I'm certainly fond of routine and the 'sameness' of things. I have sometimes been unsettled, even frightened, when circumstances look as though they're about to change radically and I am almost always scared out of my mind if I am asked to speak to a group of people though, strangely enough, I can introduce and sing a song in front of an audience of thousands without any qualms at all. As long as I know in advance that things will change and will have to change and can see, at least, the basic patten of that change, I can cope with it. Any fear I have simply opens my ability to adapt and evaluate each step of the change as it happens and I am usually confident and competent at coping with it. I am not sure (because your description doesn't make it clear) whether that matches your fear - probably not, because, in my case, it is not one but many fears. Fear of making a fool of myself (when I know that I'm required not to); fear of forgetting my agenda; fear that people will not understand what I want to say (even though I may have written my lecture or speech verbatim); fear that I may sound too pompous or too light, be over-wordy or too colloquial so that I either bore my audience or that they may not take me seriously. Most of these come down, one way or another, to a fear of what people might think of me and that is something over which I have no control. I don't think that it's possible to fear things which you know that you can control but if you are not sure that you can control something (such as your emotions or blushing or the pitch of your voice) then that is when you begin to lose confidence in yourself and actually fear your lack of trust in yourself. No, I can't guess what name you give to your fear.
• United States
29 Aug 15
My description was not exactly about that. However, I have had that kind of fear and anxiety before. I am still very much a creature of habit and routine. I can cope and handle things if I am given advance notice, but otherwise am a mess of worries. The description / this post was actually talking about my father, and a time in my life when I feared him.
• Boise, Idaho
27 Aug 15
This is a part of life's lesson. How we go up against the fears in our lives. Isn't it our own lack of confidence that causes fear? If we know that we are doing the best we can and walking toward life in as positive and honest a way as we can then what do we have to fear? I would let it go. Tell myself I am doing the best I can and I won't be afraid anymore. Take it a day at a time.
• United States
29 Aug 15
This was a fear that I had for a long time. It was when I was younger. Now the fear is just a sad non part of my life. The fear is a person. No longer a fear but a memory.
24 Aug 15
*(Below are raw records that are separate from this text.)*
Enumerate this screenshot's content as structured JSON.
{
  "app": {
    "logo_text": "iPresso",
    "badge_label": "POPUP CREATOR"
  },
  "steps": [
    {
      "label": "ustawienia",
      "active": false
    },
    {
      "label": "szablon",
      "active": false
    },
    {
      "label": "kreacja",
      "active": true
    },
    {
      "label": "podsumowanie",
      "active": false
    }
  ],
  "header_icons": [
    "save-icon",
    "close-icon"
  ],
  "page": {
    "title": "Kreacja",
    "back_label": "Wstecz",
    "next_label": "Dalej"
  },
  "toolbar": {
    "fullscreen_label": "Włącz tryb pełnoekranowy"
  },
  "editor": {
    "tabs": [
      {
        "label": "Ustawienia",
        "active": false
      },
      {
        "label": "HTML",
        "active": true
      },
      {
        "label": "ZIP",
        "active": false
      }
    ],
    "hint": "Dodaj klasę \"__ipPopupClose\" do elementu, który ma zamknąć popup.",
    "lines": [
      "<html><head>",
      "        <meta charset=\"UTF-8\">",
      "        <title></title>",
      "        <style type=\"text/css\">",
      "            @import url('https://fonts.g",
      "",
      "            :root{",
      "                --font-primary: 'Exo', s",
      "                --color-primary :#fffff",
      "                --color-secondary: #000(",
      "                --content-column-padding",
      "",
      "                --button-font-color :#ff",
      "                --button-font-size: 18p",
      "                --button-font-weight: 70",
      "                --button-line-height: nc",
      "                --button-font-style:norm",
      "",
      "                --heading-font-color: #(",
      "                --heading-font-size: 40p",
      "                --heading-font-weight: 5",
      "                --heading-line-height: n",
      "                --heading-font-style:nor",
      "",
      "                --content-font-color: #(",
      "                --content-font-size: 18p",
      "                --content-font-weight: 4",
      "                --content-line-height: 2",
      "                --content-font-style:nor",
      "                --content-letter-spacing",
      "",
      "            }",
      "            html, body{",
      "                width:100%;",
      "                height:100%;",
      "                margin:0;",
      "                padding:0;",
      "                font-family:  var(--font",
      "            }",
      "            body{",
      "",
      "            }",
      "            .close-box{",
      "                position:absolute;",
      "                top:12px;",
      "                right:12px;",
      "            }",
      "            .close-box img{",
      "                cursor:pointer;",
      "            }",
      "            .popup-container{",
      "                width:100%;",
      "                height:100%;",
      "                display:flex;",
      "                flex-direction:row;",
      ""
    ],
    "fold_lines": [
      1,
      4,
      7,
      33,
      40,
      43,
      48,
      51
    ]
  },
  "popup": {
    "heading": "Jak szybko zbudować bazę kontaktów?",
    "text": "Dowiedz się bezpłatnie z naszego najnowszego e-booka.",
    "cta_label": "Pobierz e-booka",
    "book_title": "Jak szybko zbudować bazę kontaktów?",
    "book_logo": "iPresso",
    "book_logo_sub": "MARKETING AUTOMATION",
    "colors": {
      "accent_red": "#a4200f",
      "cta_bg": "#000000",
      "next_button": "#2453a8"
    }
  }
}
at least you know and acknowledge that there is something wrong with you. I mean the "fear" the change maybe. that's the first step. and what the most important thing among all of these fears.. is that you are able to conquer it and stepped on it. Congratulations, you have just proven that you are a human being. We all have fears, doubts, sadness, happiness and anxiety, it is all by means because we are humans.